BEGIN Data for this exercise

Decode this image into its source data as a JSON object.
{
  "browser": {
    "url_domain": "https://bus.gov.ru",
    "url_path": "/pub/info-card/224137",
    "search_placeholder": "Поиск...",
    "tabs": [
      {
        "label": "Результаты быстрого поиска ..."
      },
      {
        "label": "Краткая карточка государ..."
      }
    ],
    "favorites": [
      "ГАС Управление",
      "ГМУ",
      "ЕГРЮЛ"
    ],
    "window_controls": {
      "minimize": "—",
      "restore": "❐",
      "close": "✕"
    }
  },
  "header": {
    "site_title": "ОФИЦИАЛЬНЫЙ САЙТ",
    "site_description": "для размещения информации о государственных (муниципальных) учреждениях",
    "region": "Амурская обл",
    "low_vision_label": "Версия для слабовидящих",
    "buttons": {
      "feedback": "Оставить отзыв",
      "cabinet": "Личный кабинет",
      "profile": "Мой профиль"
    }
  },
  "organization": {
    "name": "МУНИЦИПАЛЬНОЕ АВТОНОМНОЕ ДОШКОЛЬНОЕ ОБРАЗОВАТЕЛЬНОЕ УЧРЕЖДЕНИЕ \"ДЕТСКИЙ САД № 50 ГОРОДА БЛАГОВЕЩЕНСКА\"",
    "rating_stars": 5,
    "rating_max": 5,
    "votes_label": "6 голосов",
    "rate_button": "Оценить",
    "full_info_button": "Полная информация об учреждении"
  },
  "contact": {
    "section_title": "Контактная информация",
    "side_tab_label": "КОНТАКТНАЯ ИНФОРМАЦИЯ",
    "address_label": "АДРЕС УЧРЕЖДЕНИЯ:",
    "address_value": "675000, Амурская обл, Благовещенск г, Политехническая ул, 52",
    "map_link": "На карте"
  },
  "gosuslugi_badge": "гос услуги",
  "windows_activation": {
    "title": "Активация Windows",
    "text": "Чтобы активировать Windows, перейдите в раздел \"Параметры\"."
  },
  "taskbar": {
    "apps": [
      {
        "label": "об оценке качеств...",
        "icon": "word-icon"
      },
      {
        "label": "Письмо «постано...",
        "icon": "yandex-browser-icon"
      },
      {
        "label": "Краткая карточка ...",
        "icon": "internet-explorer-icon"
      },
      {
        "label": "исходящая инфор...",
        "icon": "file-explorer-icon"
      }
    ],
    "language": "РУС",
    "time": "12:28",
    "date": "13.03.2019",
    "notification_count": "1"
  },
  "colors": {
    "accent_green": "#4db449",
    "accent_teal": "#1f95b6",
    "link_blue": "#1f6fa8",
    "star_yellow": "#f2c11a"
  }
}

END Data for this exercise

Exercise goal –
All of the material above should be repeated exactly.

Written answer –
Decode this image into its source data as a JSON object.
{
  "browser": {
    "url_domain": "https://bus.gov.ru",
    "url_path": "/pub/info-card/224137",
    "search_placeholder": "Поиск...",
    "tabs": [
      {
        "label": "Результаты быстрого поиска ..."
      },
      {
        "label": "Краткая карточка государ..."
      }
    ],
    "favorites": [
      "ГАС Управление",
      "ГМУ",
      "ЕГРЮЛ"
    ],
    "window_controls": {
      "minimize": "—",
      "restore": "❐",
      "close": "✕"
    }
  },
  "header": {
    "site_title": "ОФИЦИАЛЬНЫЙ САЙТ",
    "site_description": "для размещения информации о государственных (муниципальных) учреждениях",
    "region": "Амурская обл",
    "low_vision_label": "Версия для слабовидящих",
    "buttons": {
      "feedback": "Оставить отзыв",
      "cabinet": "Личный кабинет",
      "profile": "Мой профиль"
    }
  },
  "organization": {
    "name": "МУНИЦИПАЛЬНОЕ АВТОНОМНОЕ ДОШКОЛЬНОЕ ОБРАЗОВАТЕЛЬНОЕ УЧРЕЖДЕНИЕ \"ДЕТСКИЙ САД № 50 ГОРОДА БЛАГОВЕЩЕНСКА\"",
    "rating_stars": 5,
    "rating_max": 5,
    "votes_label": "6 голосов",
    "rate_button": "Оценить",
    "full_info_button": "Полная информация об учреждении"
  },
  "contact": {
    "section_title": "Контактная информация",
    "side_tab_label": "КОНТАКТНАЯ ИНФОРМАЦИЯ",
    "address_label": "АДРЕС УЧРЕЖДЕНИЯ:",
    "address_value": "675000, Амурская обл, Благовещенск г, Политехническая ул, 52",
    "map_link": "На карте"
  },
  "gosuslugi_badge": "гос услуги",
  "windows_activation": {
    "title": "Активация Windows",
    "text": "Чтобы активировать Windows, перейдите в раздел \"Параметры\"."
  },
  "taskbar": {
    "apps": [
      {
        "label": "об оценке качеств...",
        "icon": "word-icon"
      },
      {
        "label": "Письмо «постано...",
        "icon": "yandex-browser-icon"
      },
      {
        "label": "Краткая карточка ...",
        "icon": "internet-explorer-icon"
      },
      {
        "label": "исходящая инфор...",
        "icon": "file-explorer-icon"
      }
    ],
    "language": "РУС",
    "time": "12:28",
    "date": "13.03.2019",
    "notification_count": "1"
  },
  "colors": {
    "accent_green": "#4db449",
    "accent_teal": "#1f95b6",
    "link_blue": "#1f6fa8",
    "star_yellow": "#f2c11a"
  }
}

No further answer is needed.